DATA TO PROCESS:
################

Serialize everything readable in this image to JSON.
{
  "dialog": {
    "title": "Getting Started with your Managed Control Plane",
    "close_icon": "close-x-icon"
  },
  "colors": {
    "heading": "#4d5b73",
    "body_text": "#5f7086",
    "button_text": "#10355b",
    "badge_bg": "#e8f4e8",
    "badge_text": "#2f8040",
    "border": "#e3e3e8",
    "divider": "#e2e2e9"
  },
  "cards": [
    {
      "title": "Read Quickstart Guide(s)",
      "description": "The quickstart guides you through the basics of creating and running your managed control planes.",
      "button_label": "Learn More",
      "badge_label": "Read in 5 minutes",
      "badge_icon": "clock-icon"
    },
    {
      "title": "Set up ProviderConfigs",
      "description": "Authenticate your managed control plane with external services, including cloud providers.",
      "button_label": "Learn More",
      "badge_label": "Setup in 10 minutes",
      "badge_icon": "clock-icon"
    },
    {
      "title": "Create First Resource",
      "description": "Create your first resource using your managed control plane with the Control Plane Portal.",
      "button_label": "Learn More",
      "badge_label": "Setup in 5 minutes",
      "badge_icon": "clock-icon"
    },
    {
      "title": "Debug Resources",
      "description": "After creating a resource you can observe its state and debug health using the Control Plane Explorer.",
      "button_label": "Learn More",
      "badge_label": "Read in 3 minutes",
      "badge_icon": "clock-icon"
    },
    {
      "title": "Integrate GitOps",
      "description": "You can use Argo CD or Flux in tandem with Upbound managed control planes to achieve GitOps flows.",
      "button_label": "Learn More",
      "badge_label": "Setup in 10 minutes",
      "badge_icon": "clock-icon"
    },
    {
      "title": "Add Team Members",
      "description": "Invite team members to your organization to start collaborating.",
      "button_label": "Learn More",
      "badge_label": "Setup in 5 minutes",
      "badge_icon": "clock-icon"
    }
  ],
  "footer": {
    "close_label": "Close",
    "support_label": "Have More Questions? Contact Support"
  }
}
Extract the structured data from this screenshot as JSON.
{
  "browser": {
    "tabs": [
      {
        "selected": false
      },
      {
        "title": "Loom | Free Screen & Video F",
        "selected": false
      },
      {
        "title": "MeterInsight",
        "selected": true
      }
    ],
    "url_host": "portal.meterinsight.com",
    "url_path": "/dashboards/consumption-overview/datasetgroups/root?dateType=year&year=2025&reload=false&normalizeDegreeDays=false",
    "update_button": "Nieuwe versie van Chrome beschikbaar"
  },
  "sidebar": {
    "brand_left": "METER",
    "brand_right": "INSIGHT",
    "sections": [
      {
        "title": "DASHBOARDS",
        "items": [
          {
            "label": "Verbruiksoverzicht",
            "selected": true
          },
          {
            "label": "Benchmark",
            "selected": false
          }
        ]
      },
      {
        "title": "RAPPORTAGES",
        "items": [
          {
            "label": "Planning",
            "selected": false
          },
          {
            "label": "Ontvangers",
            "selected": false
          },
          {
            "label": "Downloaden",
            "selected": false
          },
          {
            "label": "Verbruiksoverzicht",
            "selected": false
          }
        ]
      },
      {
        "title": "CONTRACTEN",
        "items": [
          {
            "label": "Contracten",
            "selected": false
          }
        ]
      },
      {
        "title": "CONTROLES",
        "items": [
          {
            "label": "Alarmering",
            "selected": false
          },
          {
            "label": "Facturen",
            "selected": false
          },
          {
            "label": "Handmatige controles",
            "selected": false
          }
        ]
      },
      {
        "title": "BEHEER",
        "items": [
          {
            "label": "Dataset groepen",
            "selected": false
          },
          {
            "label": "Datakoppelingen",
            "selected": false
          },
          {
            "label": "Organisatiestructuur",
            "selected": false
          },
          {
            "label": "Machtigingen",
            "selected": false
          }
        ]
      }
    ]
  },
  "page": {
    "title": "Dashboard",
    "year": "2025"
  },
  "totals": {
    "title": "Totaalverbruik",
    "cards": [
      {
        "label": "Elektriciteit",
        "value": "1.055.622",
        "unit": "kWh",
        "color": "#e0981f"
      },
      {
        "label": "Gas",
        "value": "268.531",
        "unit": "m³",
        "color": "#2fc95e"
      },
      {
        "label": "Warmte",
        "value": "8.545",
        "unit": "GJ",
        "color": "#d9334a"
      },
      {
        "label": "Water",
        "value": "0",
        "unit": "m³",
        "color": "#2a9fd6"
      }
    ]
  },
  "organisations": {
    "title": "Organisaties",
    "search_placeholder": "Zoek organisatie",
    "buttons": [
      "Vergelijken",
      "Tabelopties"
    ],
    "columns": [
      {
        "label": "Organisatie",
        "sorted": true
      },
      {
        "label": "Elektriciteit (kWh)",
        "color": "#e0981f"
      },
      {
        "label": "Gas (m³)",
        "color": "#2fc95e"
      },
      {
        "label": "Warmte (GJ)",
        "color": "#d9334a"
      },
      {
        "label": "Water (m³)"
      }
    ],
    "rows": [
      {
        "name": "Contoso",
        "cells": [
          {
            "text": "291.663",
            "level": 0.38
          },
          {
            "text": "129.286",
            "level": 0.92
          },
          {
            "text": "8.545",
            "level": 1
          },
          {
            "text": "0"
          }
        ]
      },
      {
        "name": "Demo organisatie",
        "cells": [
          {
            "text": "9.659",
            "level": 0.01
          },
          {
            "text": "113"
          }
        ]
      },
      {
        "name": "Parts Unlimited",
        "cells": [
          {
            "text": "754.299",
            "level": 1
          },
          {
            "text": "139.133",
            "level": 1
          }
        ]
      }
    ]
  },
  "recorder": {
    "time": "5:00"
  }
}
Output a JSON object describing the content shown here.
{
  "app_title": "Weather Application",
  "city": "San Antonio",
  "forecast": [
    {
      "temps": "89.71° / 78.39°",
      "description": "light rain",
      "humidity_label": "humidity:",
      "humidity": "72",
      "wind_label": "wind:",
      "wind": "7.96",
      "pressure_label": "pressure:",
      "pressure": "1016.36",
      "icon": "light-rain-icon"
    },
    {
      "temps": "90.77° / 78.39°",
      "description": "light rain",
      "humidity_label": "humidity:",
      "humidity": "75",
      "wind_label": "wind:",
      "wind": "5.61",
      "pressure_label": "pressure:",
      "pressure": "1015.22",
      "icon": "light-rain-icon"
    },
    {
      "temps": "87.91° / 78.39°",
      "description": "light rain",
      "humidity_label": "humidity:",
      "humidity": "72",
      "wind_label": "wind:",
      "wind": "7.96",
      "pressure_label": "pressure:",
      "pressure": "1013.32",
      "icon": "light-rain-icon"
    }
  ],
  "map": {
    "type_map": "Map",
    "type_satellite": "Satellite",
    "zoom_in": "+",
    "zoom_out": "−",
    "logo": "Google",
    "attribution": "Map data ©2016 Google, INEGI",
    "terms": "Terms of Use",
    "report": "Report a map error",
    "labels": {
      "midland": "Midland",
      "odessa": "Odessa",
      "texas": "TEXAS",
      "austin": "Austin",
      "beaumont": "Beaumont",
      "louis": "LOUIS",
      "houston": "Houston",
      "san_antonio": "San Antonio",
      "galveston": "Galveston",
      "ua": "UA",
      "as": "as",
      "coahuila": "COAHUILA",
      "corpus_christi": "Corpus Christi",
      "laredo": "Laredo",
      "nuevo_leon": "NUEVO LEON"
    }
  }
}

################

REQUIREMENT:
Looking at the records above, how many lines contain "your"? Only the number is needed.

SOLVED PROBLEM:
5